U.S. weather: Chilly Midwest, stormy Northeast

Cold weather blast
Cold weather blast


    Cold weather blast


Cold weather blast 01:30

Story highlights

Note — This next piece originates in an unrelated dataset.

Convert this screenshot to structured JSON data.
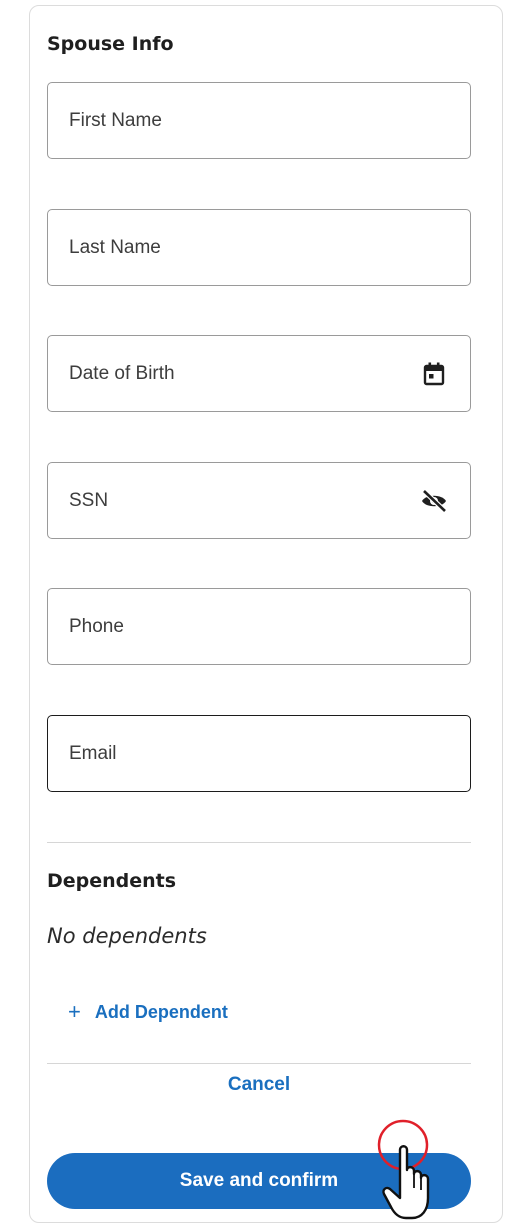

  • Lows in the 40s are expected in parts of the Upper Midwest early this week
  • A dip in the jet stream is allowing cool air to go farther south than usual
  • Three inches of rain are possible along parts of the East Coast through Wednesday
The Upper Midwest is about to get three days of September -- in July.
An unseasonal invasion of cool Canadian air could put lows in the 40s -- about 10 to 15 degrees below normal -- in parts of North Dakota, Minnesota, Wisconsin and Michigan into Wednesday.
Chicago, too, will be wondering what month it is, with lows in the 50s and highs Tuesday and Wednesday in the low 70s.
The reason: Last week's Typhoon Neoguri created some ripples in the jet stream, causing it to dip farther south than it normally does this time of year.
"It's not weird to get a dip in the jet stream, but it is weird to get it in July, dipping this far south," CNN meteorologist Jennifer Gray said. "So we are getting those cooler than normal temperatures across the Great Lakes region."
Some examples:
• Duluth, Minnesota, will see lows in the upper 40s Tuesday and Wednesday, with highs in the upper 60s and low 70s. Monday's expected high, 59, is well below the July normal of 75.
• Marquette, Michigan, also will see lows in the upper 40s Tuesday and Wednesday, with highs in the low 60s Monday and Tuesday. The average high for this time of year is 77.
• Grand Forks, North Dakota, will see lows in the upper 40s or lower 50s Tuesday and Wednesday. Monday's high will be around 67 -- a departure from the July normal in the low 80s.
Meanwhile, the East will be getting drenched. Three inches of rain are possible in the Mid-Atlantic and the Northeast from Monday to Wednesday.
Storms on Monday could be severe in parts of the country, including much of the East Coast from Virginia to the north, as well as Tennessee, Kentucky, Indiana, Ohio and West Virginia. Damaging wind and heavy rain are possible.
By Tuesday, the strongest storms should be confined to the Mid-Atlantic, and they'll be mostly along the coast Wednesday.